TRY IT
Only the pictures are to be left out; return the rest of the data exactly as it stands.

--- SUPPLIED MATERIAL ---

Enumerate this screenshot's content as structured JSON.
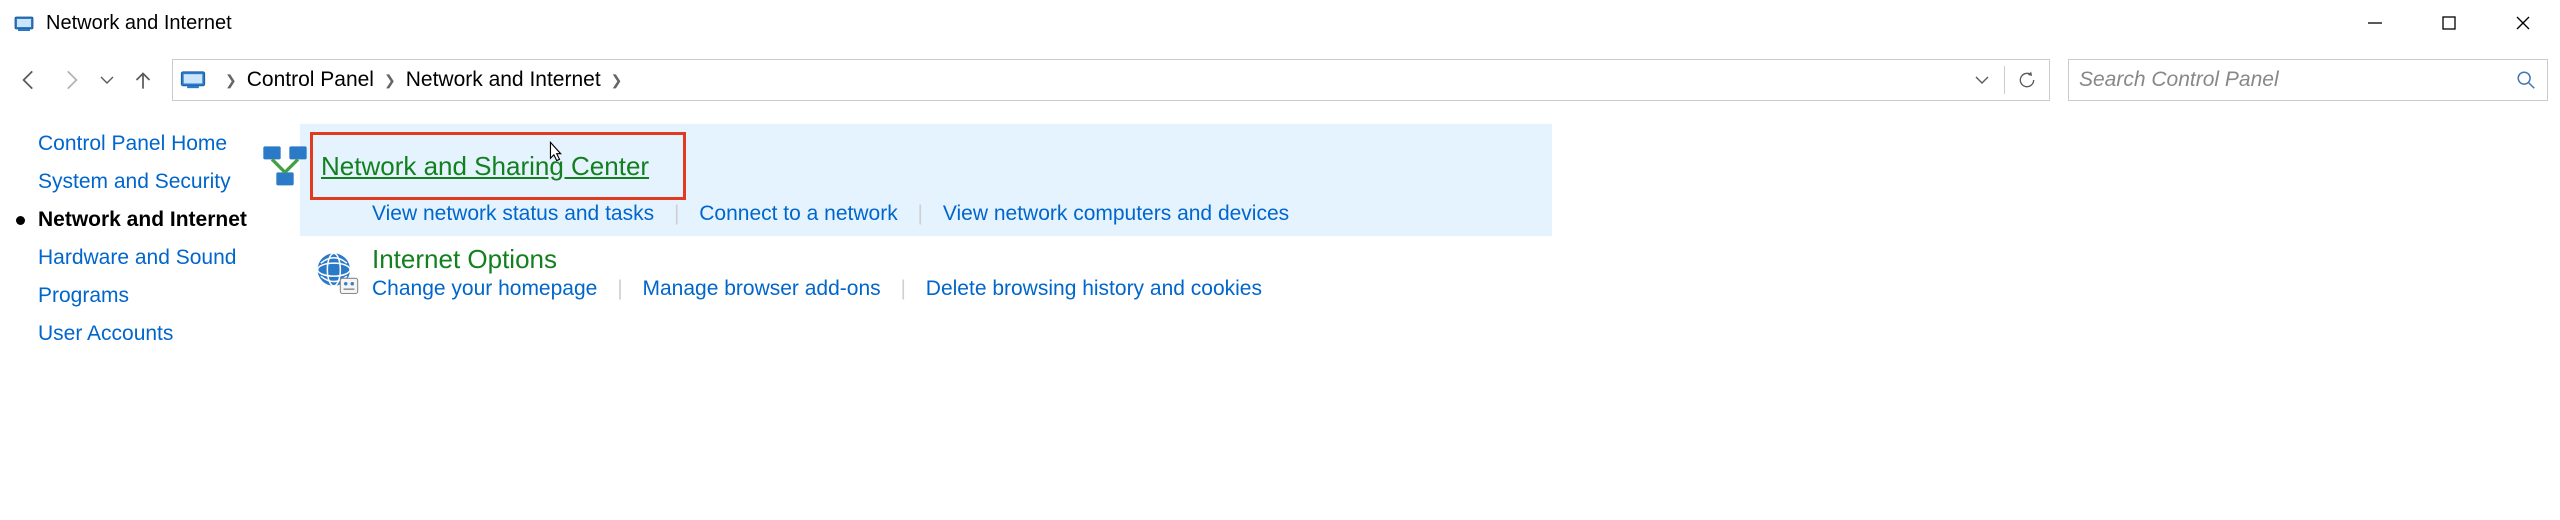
{
  "window": {
    "title": "Network and Internet"
  },
  "breadcrumb": {
    "items": [
      "Control Panel",
      "Network and Internet"
    ]
  },
  "search": {
    "placeholder": "Search Control Panel"
  },
  "sidebar": {
    "items": [
      {
        "label": "Control Panel Home",
        "selected": false
      },
      {
        "label": "System and Security",
        "selected": false
      },
      {
        "label": "Network and Internet",
        "selected": true
      },
      {
        "label": "Hardware and Sound",
        "selected": false
      },
      {
        "label": "Programs",
        "selected": false
      },
      {
        "label": "User Accounts",
        "selected": false
      }
    ]
  },
  "categories": [
    {
      "title": "Network and Sharing Center",
      "highlighted": true,
      "boxed": true,
      "tasks": [
        "View network status and tasks",
        "Connect to a network",
        "View network computers and devices"
      ]
    },
    {
      "title": "Internet Options",
      "highlighted": false,
      "boxed": false,
      "tasks": [
        "Change your homepage",
        "Manage browser add-ons",
        "Delete browsing history and cookies"
      ]
    }
  ]
}
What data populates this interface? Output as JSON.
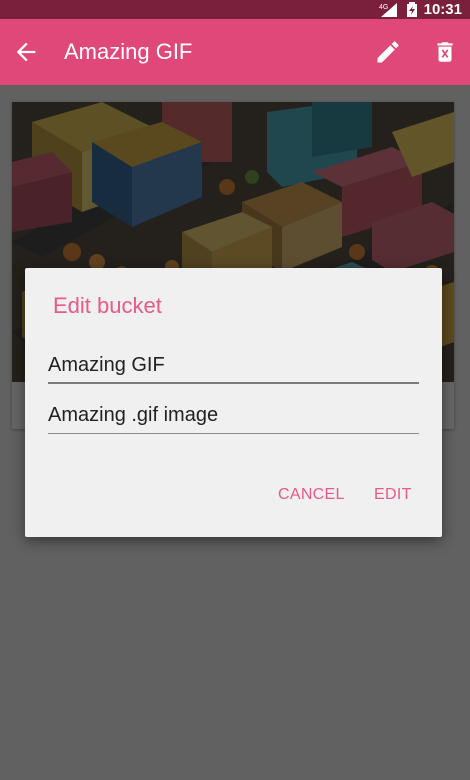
{
  "status_bar": {
    "network_label": "4G",
    "time": "10:31"
  },
  "app_bar": {
    "title": "Amazing GIF",
    "back_icon": "arrow-left-icon",
    "edit_icon": "pencil-icon",
    "delete_icon": "trash-icon"
  },
  "card": {
    "image_icon": "isometric-city-image",
    "caption": ""
  },
  "dialog": {
    "title": "Edit bucket",
    "name_value": "Amazing GIF",
    "description_value": "Amazing .gif image",
    "cancel_label": "CANCEL",
    "edit_label": "EDIT"
  },
  "colors": {
    "status_bar": "#7a1f3c",
    "app_bar": "#e0487a",
    "accent": "#e85a8a",
    "dialog_bg": "#f0f0f0"
  }
}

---

RESULT BELOW
Enumerate this screenshot's content as structured JSON.
{
  "window": {
    "title": "Network and Internet"
  },
  "breadcrumb": {
    "items": [
      "Control Panel",
      "Network and Internet"
    ]
  },
  "search": {
    "placeholder": "Search Control Panel"
  },
  "sidebar": {
    "items": [
      {
        "label": "Control Panel Home",
        "selected": false
      },
      {
        "label": "System and Security",
        "selected": false
      },
      {
        "label": "Network and Internet",
        "selected": true
      },
      {
        "label": "Hardware and Sound",
        "selected": false
      },
      {
        "label": "Programs",
        "selected": false
      },
      {
        "label": "User Accounts",
        "selected": false
      }
    ]
  },
  "categories": [
    {
      "title": "Network and Sharing Center",
      "highlighted": true,
      "boxed": true,
      "tasks": [
        "View network status and tasks",
        "Connect to a network",
        "View network computers and devices"
      ]
    },
    {
      "title": "Internet Options",
      "highlighted": false,
      "boxed": false,
      "tasks": [
        "Change your homepage",
        "Manage browser add-ons",
        "Delete browsing history and cookies"
      ]
    }
  ]
}
What data populates this interface? Output as JSON.
{
  "status_bar": {
    "network_label": "4G",
    "time": "10:31"
  },
  "app_bar": {
    "title": "Amazing GIF",
    "back_icon": "arrow-left-icon",
    "edit_icon": "pencil-icon",
    "delete_icon": "trash-icon"
  },
  "card": {
    "image_icon": "isometric-city-image",
    "caption": ""
  },
  "dialog": {
    "title": "Edit bucket",
    "name_value": "Amazing GIF",
    "description_value": "Amazing .gif image",
    "cancel_label": "CANCEL",
    "edit_label": "EDIT"
  },
  "colors": {
    "status_bar": "#7a1f3c",
    "app_bar": "#e0487a",
    "accent": "#e85a8a",
    "dialog_bg": "#f0f0f0"
  }
}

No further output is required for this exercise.